## Source material:
####
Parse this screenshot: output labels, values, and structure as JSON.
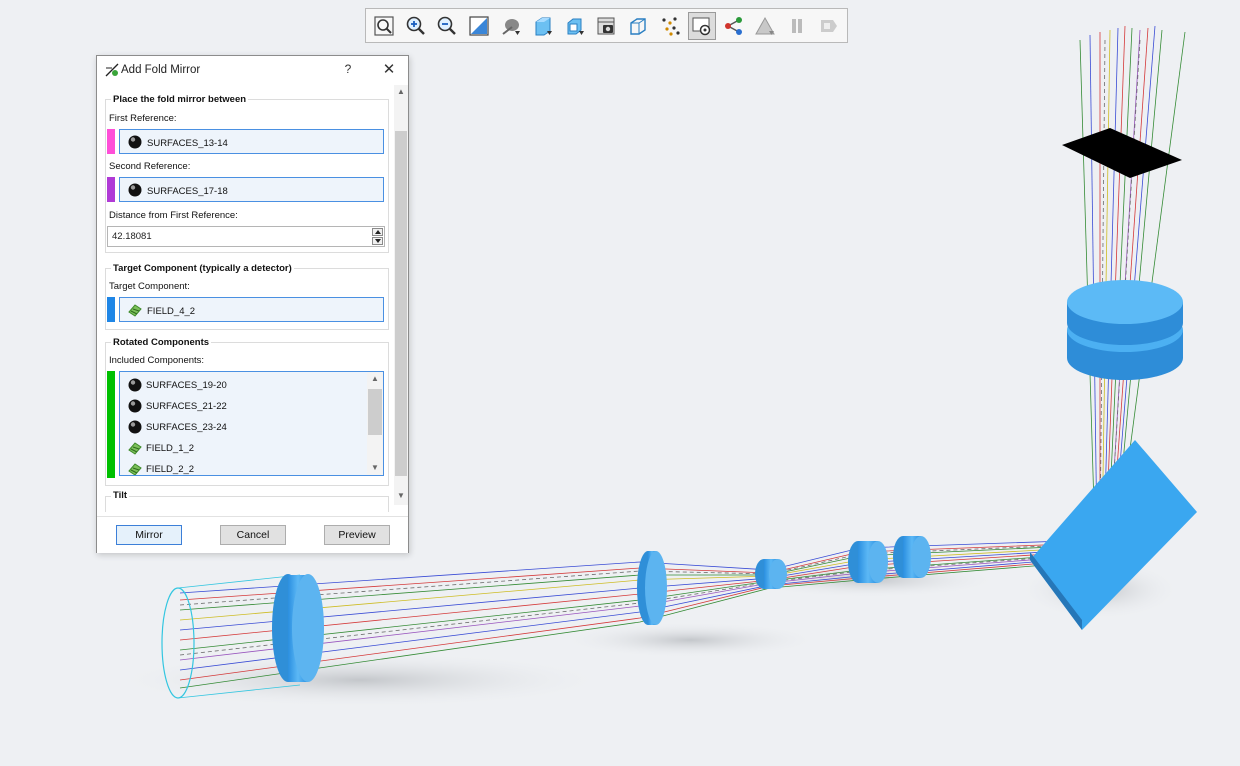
{
  "toolbar": {
    "buttons": [
      {
        "name": "zoom-fit-icon"
      },
      {
        "name": "zoom-in-icon"
      },
      {
        "name": "zoom-out-icon"
      },
      {
        "name": "zoom-window-icon"
      },
      {
        "name": "shading-icon"
      },
      {
        "name": "solid-view-icon"
      },
      {
        "name": "export-view-icon"
      },
      {
        "name": "screenshot-icon"
      },
      {
        "name": "wireframe-icon"
      },
      {
        "name": "ray-points-icon"
      },
      {
        "name": "rotate-view-icon",
        "active": true
      },
      {
        "name": "layout-tree-icon"
      },
      {
        "name": "alert-icon"
      },
      {
        "name": "pause-icon"
      },
      {
        "name": "stop-icon"
      }
    ]
  },
  "dialog": {
    "title": "Add Fold Mirror",
    "help": "?",
    "close": "✕",
    "placement": {
      "group_title": "Place the fold mirror between",
      "first_label": "First Reference:",
      "first_value": "SURFACES_13-14",
      "second_label": "Second Reference:",
      "second_value": "SURFACES_17-18",
      "distance_label": "Distance from First Reference:",
      "distance_value": "42.18081"
    },
    "target": {
      "group_title": "Target Component (typically a detector)",
      "label": "Target Component:",
      "value": "FIELD_4_2"
    },
    "rotated": {
      "group_title": "Rotated Components",
      "label": "Included Components:",
      "items": [
        "SURFACES_19-20",
        "SURFACES_21-22",
        "SURFACES_23-24",
        "FIELD_1_2",
        "FIELD_2_2"
      ]
    },
    "tilt": {
      "group_title": "Tilt"
    },
    "buttons": {
      "mirror": "Mirror",
      "cancel": "Cancel",
      "preview": "Preview"
    }
  },
  "colors": {
    "first_ref": "#ff4fd8",
    "second_ref": "#b03ad6",
    "target": "#1f86e6",
    "rotated": "#00c000",
    "component_blue": "#3aa7f0"
  }
}
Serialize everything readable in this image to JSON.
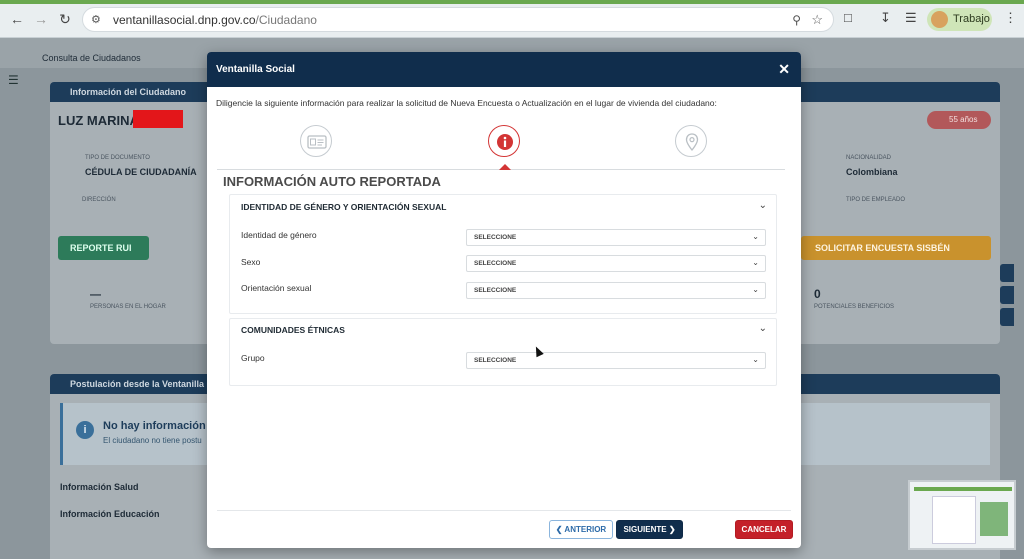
{
  "browser": {
    "url_domain": "ventanillasocial.dnp.gov.co",
    "url_path": "/Ciudadano",
    "profile_label": "Trabajo"
  },
  "background": {
    "breadcrumb": "Consulta de Ciudadanos",
    "info_card_title": "Información del Ciudadano",
    "citizen_name": "LUZ MARINA",
    "age_badge": "55 años",
    "doc_type_label": "TIPO DE DOCUMENTO",
    "doc_type_value": "CÉDULA DE CIUDADANÍA",
    "address_label": "DIRECCIÓN",
    "nationality_label": "NACIONALIDAD",
    "nationality_value": "Colombiana",
    "employment_label": "TIPO DE EMPLEADO",
    "report_button": "REPORTE RUI",
    "sisben_button": "SOLICITAR ENCUESTA SISBÉN",
    "household_count": "—",
    "household_label": "PERSONAS EN EL HOGAR",
    "beneficiaries_count": "0",
    "beneficiaries_label": "POTENCIALES BENEFICIOS",
    "postulation_title": "Postulación desde la Ventanilla",
    "no_info_title": "No hay información r",
    "no_info_sub": "El ciudadano no tiene postu",
    "health_section": "Información Salud",
    "education_section": "Información Educación"
  },
  "modal": {
    "title": "Ventanilla Social",
    "intro": "Diligencie la siguiente información para realizar la solicitud de Nueva Encuesta o Actualización en el lugar de vivienda del ciudadano:",
    "section_title": "INFORMACIÓN AUTO REPORTADA",
    "panels": [
      {
        "title": "IDENTIDAD DE GÉNERO Y ORIENTACIÓN SEXUAL",
        "fields": [
          {
            "label": "Identidad de género",
            "value": "SELECCIONE"
          },
          {
            "label": "Sexo",
            "value": "SELECCIONE"
          },
          {
            "label": "Orientación sexual",
            "value": "SELECCIONE"
          }
        ]
      },
      {
        "title": "COMUNIDADES ÉTNICAS",
        "fields": [
          {
            "label": "Grupo",
            "value": "SELECCIONE"
          }
        ]
      }
    ],
    "buttons": {
      "prev": "ANTERIOR",
      "next": "SIGUIENTE",
      "cancel": "CANCELAR"
    }
  },
  "icons": {
    "steps": [
      "id-card-icon",
      "info-icon",
      "location-pin-icon"
    ],
    "active_step": 1,
    "accent_color": "#d33535",
    "brand_color": "#102d4c"
  }
}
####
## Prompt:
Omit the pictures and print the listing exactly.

## Final answer:
Parse this screenshot: output labels, values, and structure as JSON.
{
  "toolbar": {
    "buttons": [
      {
        "name": "zoom-fit-icon"
      },
      {
        "name": "zoom-in-icon"
      },
      {
        "name": "zoom-out-icon"
      },
      {
        "name": "zoom-window-icon"
      },
      {
        "name": "shading-icon"
      },
      {
        "name": "solid-view-icon"
      },
      {
        "name": "export-view-icon"
      },
      {
        "name": "screenshot-icon"
      },
      {
        "name": "wireframe-icon"
      },
      {
        "name": "ray-points-icon"
      },
      {
        "name": "rotate-view-icon",
        "active": true
      },
      {
        "name": "layout-tree-icon"
      },
      {
        "name": "alert-icon"
      },
      {
        "name": "pause-icon"
      },
      {
        "name": "stop-icon"
      }
    ]
  },
  "dialog": {
    "title": "Add Fold Mirror",
    "help": "?",
    "close": "✕",
    "placement": {
      "group_title": "Place the fold mirror between",
      "first_label": "First Reference:",
      "first_value": "SURFACES_13-14",
      "second_label": "Second Reference:",
      "second_value": "SURFACES_17-18",
      "distance_label": "Distance from First Reference:",
      "distance_value": "42.18081"
    },
    "target": {
      "group_title": "Target Component (typically a detector)",
      "label": "Target Component:",
      "value": "FIELD_4_2"
    },
    "rotated": {
      "group_title": "Rotated Components",
      "label": "Included Components:",
      "items": [
        "SURFACES_19-20",
        "SURFACES_21-22",
        "SURFACES_23-24",
        "FIELD_1_2",
        "FIELD_2_2"
      ]
    },
    "tilt": {
      "group_title": "Tilt"
    },
    "buttons": {
      "mirror": "Mirror",
      "cancel": "Cancel",
      "preview": "Preview"
    }
  },
  "colors": {
    "first_ref": "#ff4fd8",
    "second_ref": "#b03ad6",
    "target": "#1f86e6",
    "rotated": "#00c000",
    "component_blue": "#3aa7f0"
  }
}
Serialize everything readable in this image to JSON.
{
  "browser": {
    "url_domain": "ventanillasocial.dnp.gov.co",
    "url_path": "/Ciudadano",
    "profile_label": "Trabajo"
  },
  "background": {
    "breadcrumb": "Consulta de Ciudadanos",
    "info_card_title": "Información del Ciudadano",
    "citizen_name": "LUZ MARINA",
    "age_badge": "55 años",
    "doc_type_label": "TIPO DE DOCUMENTO",
    "doc_type_value": "CÉDULA DE CIUDADANÍA",
    "address_label": "DIRECCIÓN",
    "nationality_label": "NACIONALIDAD",
    "nationality_value": "Colombiana",
    "employment_label": "TIPO DE EMPLEADO",
    "report_button": "REPORTE RUI",
    "sisben_button": "SOLICITAR ENCUESTA SISBÉN",
    "household_count": "—",
    "household_label": "PERSONAS EN EL HOGAR",
    "beneficiaries_count": "0",
    "beneficiaries_label": "POTENCIALES BENEFICIOS",
    "postulation_title": "Postulación desde la Ventanilla",
    "no_info_title": "No hay información r",
    "no_info_sub": "El ciudadano no tiene postu",
    "health_section": "Información Salud",
    "education_section": "Información Educación"
  },
  "modal": {
    "title": "Ventanilla Social",
    "intro": "Diligencie la siguiente información para realizar la solicitud de Nueva Encuesta o Actualización en el lugar de vivienda del ciudadano:",
    "section_title": "INFORMACIÓN AUTO REPORTADA",
    "panels": [
      {
        "title": "IDENTIDAD DE GÉNERO Y ORIENTACIÓN SEXUAL",
        "fields": [
          {
            "label": "Identidad de género",
            "value": "SELECCIONE"
          },
          {
            "label": "Sexo",
            "value": "SELECCIONE"
          },
          {
            "label": "Orientación sexual",
            "value": "SELECCIONE"
          }
        ]
      },
      {
        "title": "COMUNIDADES ÉTNICAS",
        "fields": [
          {
            "label": "Grupo",
            "value": "SELECCIONE"
          }
        ]
      }
    ],
    "buttons": {
      "prev": "ANTERIOR",
      "next": "SIGUIENTE",
      "cancel": "CANCELAR"
    }
  },
  "icons": {
    "steps": [
      "id-card-icon",
      "info-icon",
      "location-pin-icon"
    ],
    "active_step": 1,
    "accent_color": "#d33535",
    "brand_color": "#102d4c"
  }
}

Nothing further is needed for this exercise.